Given the country’s bias that favours sons, an orphaned baby boy must surely be highly prized by main land Chinese childless couples? And that was truly the case for Zhang Lin Hai. Born in Shanghai in 1963, the city’s home for orphans had quickly found him foster parents within the year.
Unfortunately, the promising future was short lived. Though the man and wife treated Zhang kindly, he was being raised during the Cultural Revolution: his adopted father was a man of letters and married to a woman from a family who owned lots of land. Thus both were sent to correctional institutions. As such the very young Zhang witnessed 1st hand the period’s devastation and cutting cruelty of human persecution.
Moreover, life in a small village, near the Tai Hang Mountains, in She County remained hard. They could not get by on just the wages Zhang’s father received as an indigent farmer. His mum had to contribute to the household’s finances by making handicrafts.
Even then, poverty was not the final blow: Zhang was a sickly child – suffering from various illnesses, including polio at the age of 4. It left him with a crippled leg and hand: and when Zhang, as a young man, attempted to fix his obvious limp through surgery, it not only failed, it further weakened his overall health. The consequence was a life that was half spent convalescing in bed.
That, coupled with being financially impoverished, firmed his resolve of not dating the girls who had caught his eye till he was on a better footing economically. He would rather endure the loneliness that came with that resolve.
With such grievous circumstances, Zhang, at age 17, unsurprisingly succumbed to his deepest desire to escape his rural settlement: he ventured into the city of Handen, and eventually, acquired his interest in painting while pursuing a degree in engraving from the Tianjin Academy of Fine Arts.

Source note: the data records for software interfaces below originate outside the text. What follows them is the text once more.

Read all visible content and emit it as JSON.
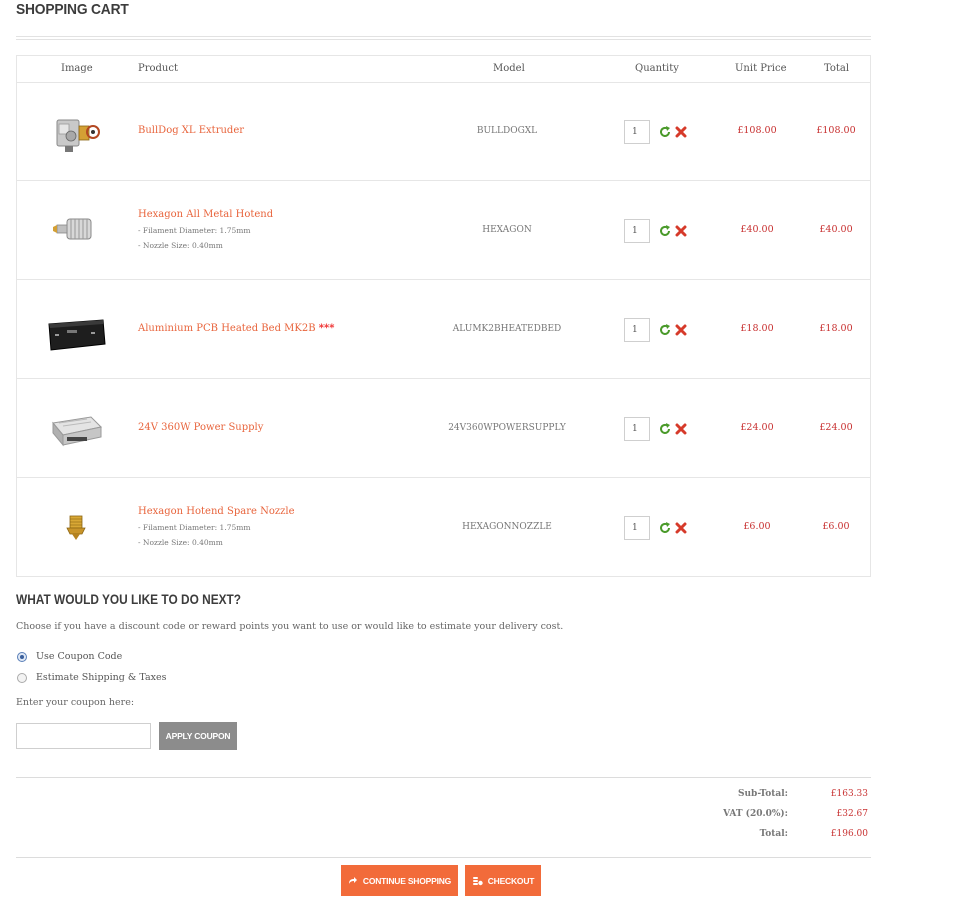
{
  "page": {
    "title": "SHOPPING CART"
  },
  "table": {
    "headers": {
      "image": "Image",
      "product": "Product",
      "model": "Model",
      "quantity": "Quantity",
      "unit_price": "Unit Price",
      "total": "Total"
    },
    "rows": [
      {
        "name": "BullDog XL Extruder",
        "options": [],
        "required_mark": "",
        "model": "BULLDOGXL",
        "quantity": "1",
        "unit_price": "£108.00",
        "total": "£108.00",
        "thumb_icon": "extruder-icon"
      },
      {
        "name": "Hexagon All Metal Hotend",
        "options": [
          "- Filament Diameter: 1.75mm",
          "- Nozzle Size: 0.40mm"
        ],
        "required_mark": "",
        "model": "HEXAGON",
        "quantity": "1",
        "unit_price": "£40.00",
        "total": "£40.00",
        "thumb_icon": "hotend-icon"
      },
      {
        "name": "Aluminium PCB Heated Bed MK2B",
        "options": [],
        "required_mark": "***",
        "model": "ALUMK2BHEATEDBED",
        "quantity": "1",
        "unit_price": "£18.00",
        "total": "£18.00",
        "thumb_icon": "heated-bed-icon"
      },
      {
        "name": "24V 360W Power Supply",
        "options": [],
        "required_mark": "",
        "model": "24V360WPOWERSUPPLY",
        "quantity": "1",
        "unit_price": "£24.00",
        "total": "£24.00",
        "thumb_icon": "power-supply-icon"
      },
      {
        "name": "Hexagon Hotend Spare Nozzle",
        "options": [
          "- Filament Diameter: 1.75mm",
          "- Nozzle Size: 0.40mm"
        ],
        "required_mark": "",
        "model": "HEXAGONNOZZLE",
        "quantity": "1",
        "unit_price": "£6.00",
        "total": "£6.00",
        "thumb_icon": "nozzle-icon"
      }
    ]
  },
  "next": {
    "title": "WHAT WOULD YOU LIKE TO DO NEXT?",
    "description": "Choose if you have a discount code or reward points you want to use or would like to estimate your delivery cost.",
    "options": [
      {
        "label": "Use Coupon Code",
        "selected": true
      },
      {
        "label": "Estimate Shipping & Taxes",
        "selected": false
      }
    ],
    "coupon_label": "Enter your coupon here:",
    "coupon_value": "",
    "apply_label": "APPLY COUPON"
  },
  "totals": [
    {
      "label": "Sub-Total:",
      "value": "£163.33"
    },
    {
      "label": "VAT (20.0%):",
      "value": "£32.67"
    },
    {
      "label": "Total:",
      "value": "£196.00"
    }
  ],
  "actions": {
    "continue_label": "CONTINUE SHOPPING",
    "checkout_label": "CHECKOUT"
  },
  "colors": {
    "accent": "#f26b3a",
    "price": "#c83232",
    "link": "#e8643c",
    "refresh": "#4a9a2a",
    "remove": "#d63a2a",
    "button_grey": "#8c8c8c"
  }
}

Zhang quickly developed his oeuvres, which has lasted to this day – a signature depiction of bald young boys boldly wandering through, or flying over, an arid wasteland or countryside village. The scenes explicitly articulate the accumulated melancholic, fearful, escapist, bemused and shell-shocked feelings that have haunted him since birth.
By using a repeated arrangement of his motifs, his oils entwine the touch of sadness with nostalgia and alienation as well. Yet both are not birthed from only witnessing the devastating changes within China. They must also be crouched within the unbearable certainty that he, despite being a son, had been forsaken by his birth parents.
And the love he had received from the wedded pair who had given him a home was just not enough to fill that aching void: his paintings are always of lonesome male children alone, regardless of the accompanying landscapes.
So despite having childhood recollections of only outside of Shanghai, his canvases clearly reveal that he does not belong to the country community of his boyhood. Yet, while his artistic aspirations and development have brought him back to the shores of the Bund, he questions whether his roots are in his birthplace. And what of his future?
Still, Zhang’s quiet and subtle style conveys a resolute strength that dabbles in surrealism with the poetic sensibility of classical Chinese painting. With an engraver’s eye, he imbues his works with blocks of simple but bold colours that imply a sliver of hope: his art are this modest and sensitive man’s attempts to make peace with himself.
That he has achieved a degree of success in this endeavor is reflected in some of his more recent paintings – animals symbolic of his dystopian views of Chinese civilization have replaced the child as subject matter.
Come to grips with Zhang’s and China’s inner demons: his solo exhibition, “Sandbox Series”, is at MoCA@LOEWEN, 27A Loewen Road, Singapore 248839 till 31 May this year.